Show simple item record

dc.contributor.authorYu, Tzer-Yangen
dc.contributor.authorMorton, James D.en
dc.contributor.authorClerens, S.en
dc.contributor.authorDyer, J. M.en
dc.date.accessioned2017-07-16T21:49:47Z
dc.date.available2015-09-18en
dc.date.issued2015en
dc.identifier.citationYu, T-Y., Morton, J.D., Clerens, S., & Dyer, J.M. (2015). Proteomic investigation of protein profile changes and amino acid residue level modification in cooked lamb meat: the effect of boiling. Journal of Agricultural and Food Chemistry, 63, 9112-9123. doi:10.1021/acs.jafc.5b03324en
dc.identifier.issn0021-8561en
dc.identifier.urihttps://hdl.handle.net/10182/8318
dc.description.abstractHydrothermal treatment (heating in water) is a common method of general food processing and preparation. For red-meat-based foods, boiling is common; however, how the molecular level effects of this treatment correlate to the overall food properties is not yet well-understood. The effects of differing boiling times on lamb meat and the resultant cooking water were here examined through proteomic evaluation. The longer boiling time was found to result in increased protein aggregation involving particularly proteins such as glyceraldehyde-3-phosphate dehydrogenase, as well as truncation in proteins such as in α-actinin-2. Heat-induced protein backbone cleavage was observed adjacent to aspartic acid and asparagine residues.

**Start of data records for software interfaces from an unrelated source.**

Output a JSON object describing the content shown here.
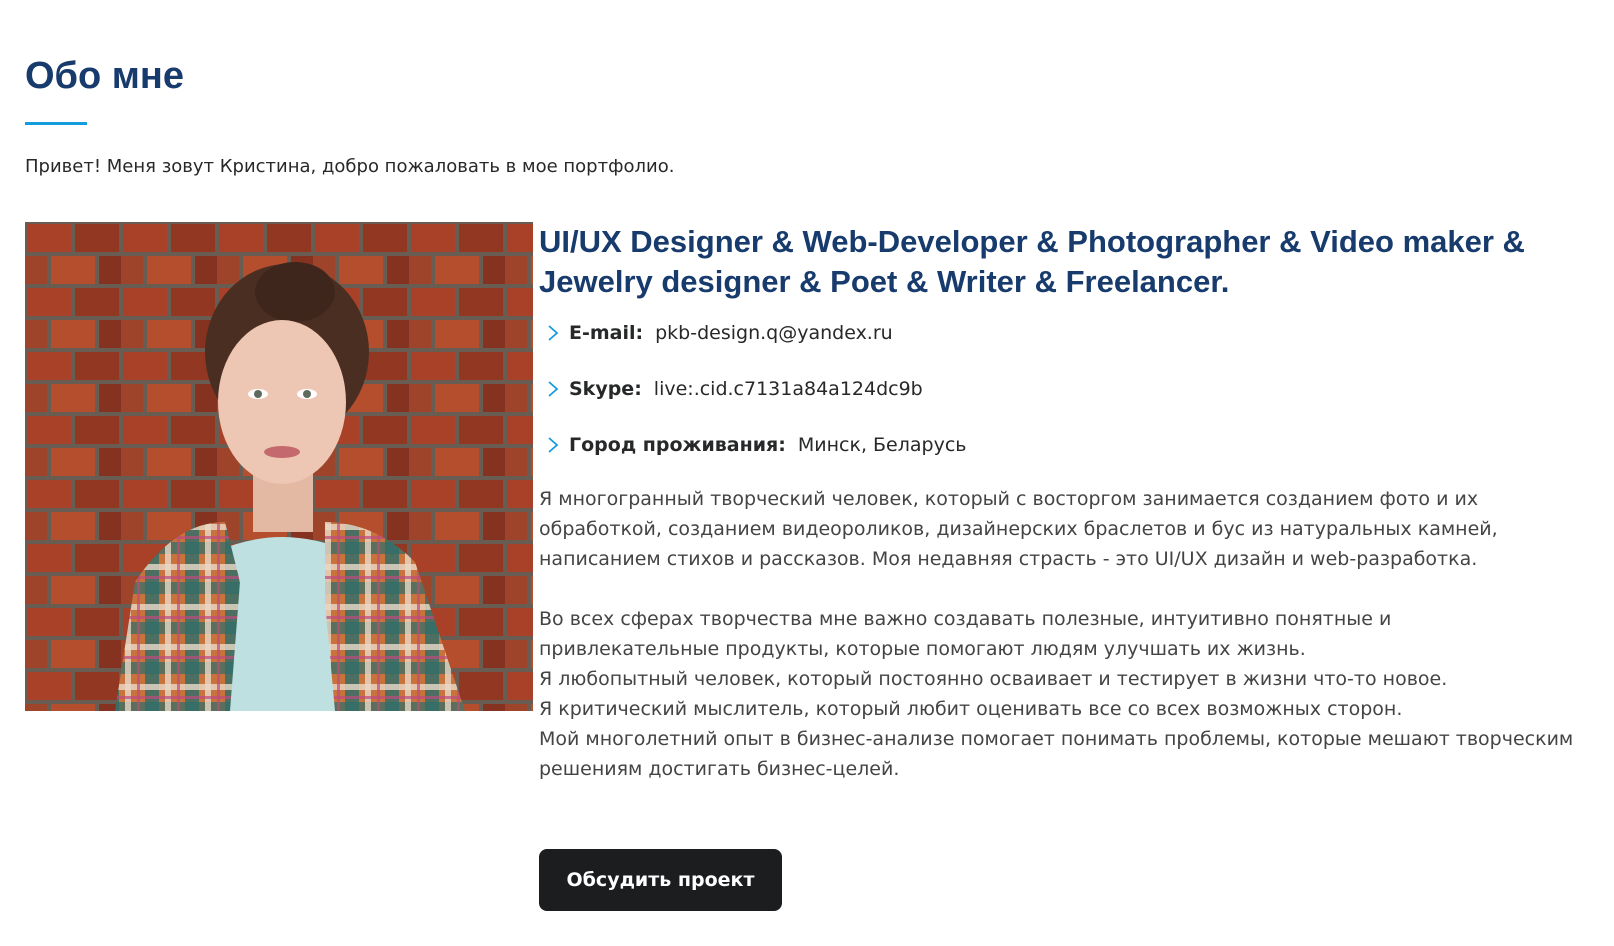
{
  "about": {
    "title": "Обо мне",
    "intro": "Привет! Меня зовут Кристина, добро пожаловать в мое портфолио.",
    "role": "UI/UX Designer & Web-Developer & Photographer & Video maker & Jewelry designer & Poet & Writer & Freelancer.",
    "info": [
      {
        "label": "E-mail:",
        "value": "pkb-design.q@yandex.ru",
        "icon": "chevron-right-icon"
      },
      {
        "label": "Skype:",
        "value": "live:.cid.c7131a84a124dc9b",
        "icon": "chevron-right-icon"
      },
      {
        "label": "Город проживания:",
        "value": "Минск, Беларусь",
        "icon": "chevron-right-icon"
      }
    ],
    "bio": {
      "p1": "Я многогранный творческий человек, который с восторгом занимается созданием фото и их обработкой, созданием видеороликов, дизайнерских браслетов и бус из натуральных камней, написанием стихов и рассказов. Моя недавняя страсть - это UI/UX дизайн и web-разработка.",
      "p2": "Во всех сферах творчества мне важно создавать полезные, интуитивно понятные и привлекательные продукты, которые помогают людям улучшать их жизнь.",
      "p3": "Я любопытный человек, который постоянно осваивает и тестирует в жизни что-то новое.",
      "p4": "Я критический мыслитель, который любит оценивать все со всех возможных сторон.",
      "p5": "Мой многолетний опыт в бизнес-анализе помогает понимать проблемы, которые мешают творческим решениям достигать бизнес-целей."
    },
    "cta_label": "Обсудить проект"
  },
  "colors": {
    "heading": "#173b6c",
    "accent": "#149ddd",
    "button_bg": "#1b1d1f",
    "button_text": "#ffffff"
  }
}
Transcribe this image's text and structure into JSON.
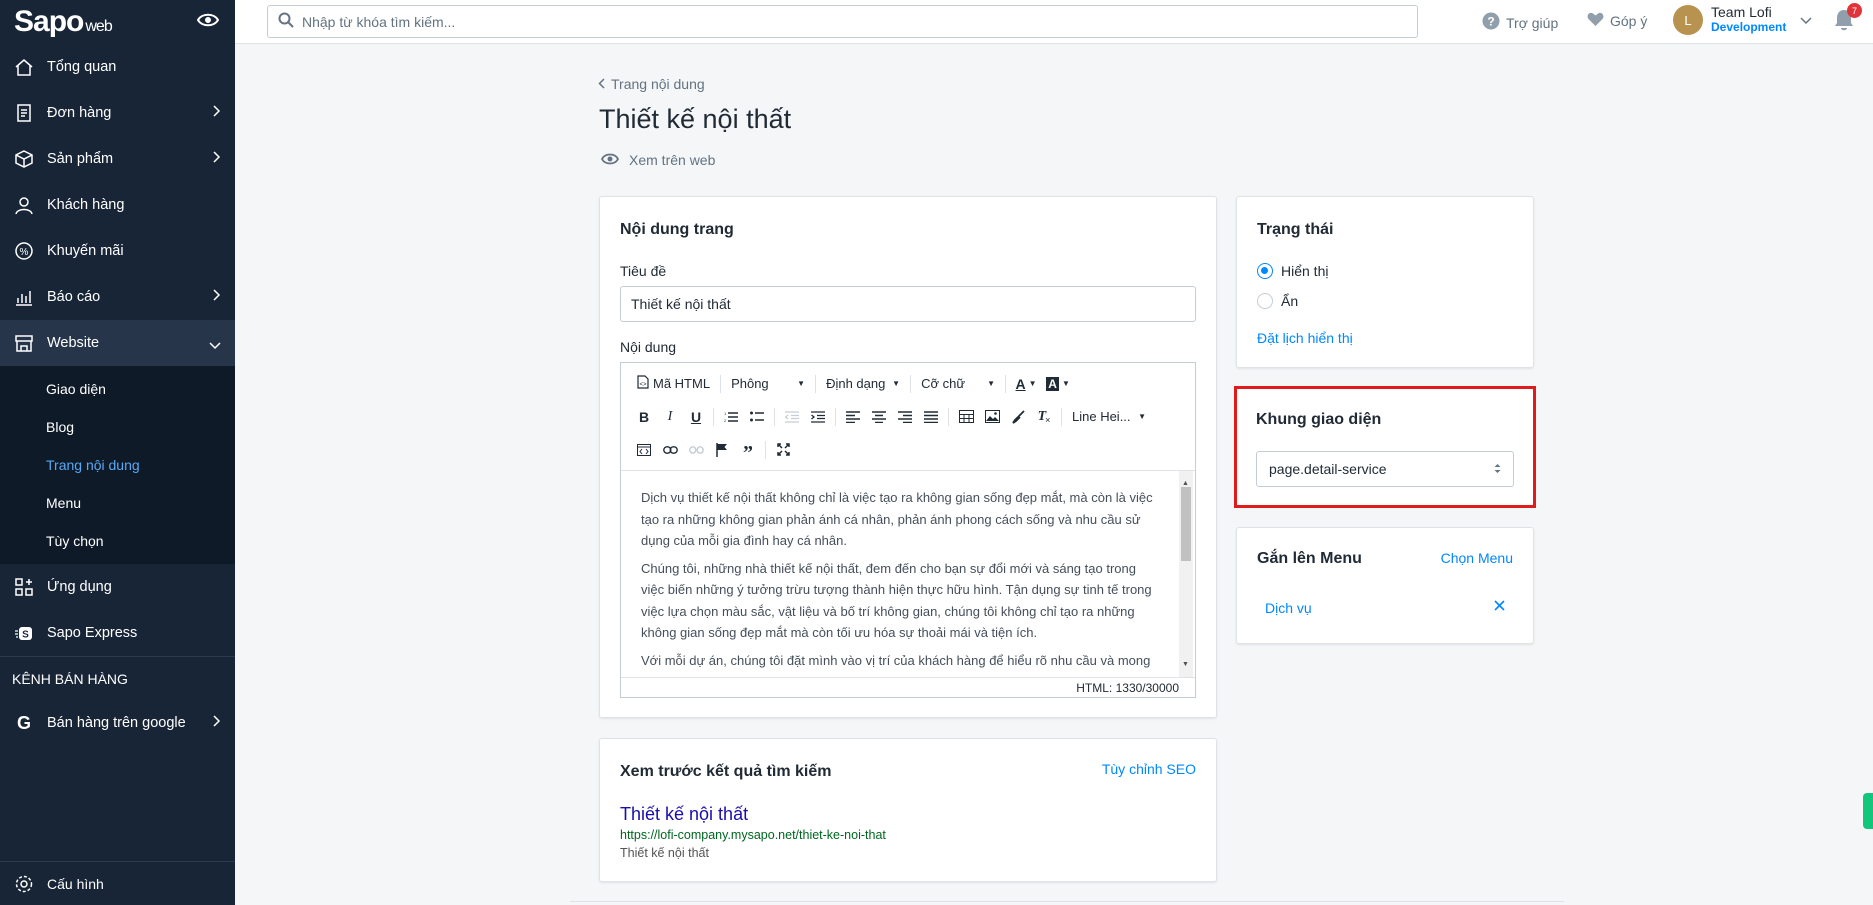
{
  "brand": {
    "logo": "Sapo",
    "logo_suffix": "web"
  },
  "sidebar": {
    "items": [
      {
        "label": "Tổng quan"
      },
      {
        "label": "Đơn hàng"
      },
      {
        "label": "Sản phẩm"
      },
      {
        "label": "Khách hàng"
      },
      {
        "label": "Khuyến mãi"
      },
      {
        "label": "Báo cáo"
      },
      {
        "label": "Website"
      }
    ],
    "website_sub": [
      {
        "label": "Giao diện"
      },
      {
        "label": "Blog"
      },
      {
        "label": "Trang nội dung"
      },
      {
        "label": "Menu"
      },
      {
        "label": "Tùy chọn"
      }
    ],
    "apps": "Ứng dụng",
    "express": "Sapo Express",
    "channels_label": "KÊNH BÁN HÀNG",
    "google": "Bán hàng trên google",
    "settings": "Cấu hình"
  },
  "topbar": {
    "search_placeholder": "Nhập từ khóa tìm kiếm...",
    "help": "Trợ giúp",
    "feedback": "Góp ý",
    "user_initial": "L",
    "user_name": "Team Lofi",
    "user_store": "Development",
    "notifications": "7"
  },
  "page": {
    "breadcrumb": "Trang nội dung",
    "title": "Thiết kế nội thất",
    "view_on_web": "Xem trên web"
  },
  "content_card": {
    "title": "Nội dung trang",
    "title_label": "Tiêu đề",
    "title_value": "Thiết kế nội thất",
    "content_label": "Nội dung",
    "toolbar": {
      "html": "Mã HTML",
      "font": "Phông",
      "format": "Định dạng",
      "size": "Cỡ chữ",
      "line_height": "Line Hei..."
    },
    "paragraphs": [
      "Dịch vụ thiết kế nội thất không chỉ là việc tạo ra không gian sống đẹp mắt, mà còn là việc tạo ra những không gian phản ánh cá nhân, phản ánh phong cách sống và nhu cầu sử dụng của mỗi gia đình hay cá nhân.",
      "Chúng tôi, những nhà thiết kế nội thất, đem đến cho bạn sự đổi mới và sáng tạo trong việc biến những ý tưởng trừu tượng thành hiện thực hữu hình. Tận dụng sự tinh tế trong việc lựa chọn màu sắc, vật liệu và bố trí không gian, chúng tôi không chỉ tạo ra những không gian sống đẹp mắt mà còn tối ưu hóa sự thoải mái và tiện ích.",
      "Với mỗi dự án, chúng tôi đặt mình vào vị trí của khách hàng để hiểu rõ nhu cầu và mong"
    ],
    "status": "HTML: 1330/30000"
  },
  "seo_card": {
    "title": "Xem trước kết quả tìm kiếm",
    "customize": "Tùy chỉnh SEO",
    "seo_title": "Thiết kế nội thất",
    "url": "https://lofi-company.mysapo.net/thiet-ke-noi-that",
    "description": "Thiết kế nội thất"
  },
  "status_card": {
    "title": "Trạng thái",
    "visible": "Hiển thị",
    "hidden": "Ẩn",
    "schedule": "Đặt lịch hiển thị"
  },
  "template_card": {
    "title": "Khung giao diện",
    "value": "page.detail-service"
  },
  "menu_card": {
    "title": "Gắn lên Menu",
    "choose": "Chọn Menu",
    "item": "Dịch vụ"
  },
  "colors": {
    "sidebar": "#182537",
    "accent": "#0088ff",
    "highlight": "#e01b1b"
  }
}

Side-chain modifications of amino acid residues resulting from the heating, including oxidation of phenylalanine and formation of carboxyethyllysine, were characterized in the cooked samples. Actin and myoglobin bands from the cooked meat per se remained visible on sodium dodecyl sulfate-polyacrylamide gel electrophoresis, even after significant cooking time. These proteins were also found to be the major source of observed heat-induced modifications. This study provides new insights into molecular-level modifications occurring in lamb meat proteins during boiling and a protein chemistry basis for better understanding the effect of this common treatment on the nutritional and functional properties of red-meat-based foods.en
dc.format.extent9112-9123en
dc.language.isoenen
dc.publisherAmerican Chemical Societyen
dc.relationThe original publication is available from - American Chemical Society - https://doi.org/10.1021/acs.jafc.5b03324en
dc.relation.urihttps://doi.org/10.1021/acs.jafc.5b03324en
dc.rights© American Chemical Societyen
dc.subjectsheepen
dc.subjectlamben
dc.subjectmeaten
dc.subjectcookingen
dc.subjectproteomicsen
dc.subjectprotein modificationsen
dc.subjectboilingen
dc.subjectFood Scienceen
dc.subject.meshMuscle, Skeletalen
dc.subject.meshAnimalsen
dc.subject.meshAmino Acidsen
dc.subject.meshMuscle Proteinsen
dc.titleProteomic investigation of protein profile changes and amino acid residue level modification in cooked lamb meat: the effect of boilingen
dc.typeJournal Article
lu.contributor.unitLincoln Universityen
lu.contributor.unitFaculty of Agriculture and Life Sciencesen
lu.contributor.unitDepartment of Wine, Food and Molecular Biosciencesen
dc.identifier.doi10.1021/acs.jafc.5b03324en
dc.subject.anzsrc0908 Food Sciencesen
dc.subject.anzsrc090801 Food Chemistry and Molecular Gastronomy (excl. Wine)en
dc.subject.anzsrc090805 Food Processingen
dc.relation.isPartOfJournal of Agricultural and Food Chemistryen
pubs.issue41en
pubs.notesDate of acceptance: 2 September 2015en
pubs.organisational-group/LU
pubs.organisational-group/LU/Agriculture and Life Sciences
pubs.organisational-group/LU/Agriculture and Life Sciences/WFMB
pubs.organisational-group/LU/Research Management Office
pubs.organisational-group/LU/Research Management Office/QE18
pubs.publication-statusPublisheden
pubs.volume63en
dc.identifier.eissn1520-5118en
lu.identifier.orcid0000-0001-9645-5568


Files in this item

Default Thumbnail

This item appears in the following Collection(s)

Show simple item record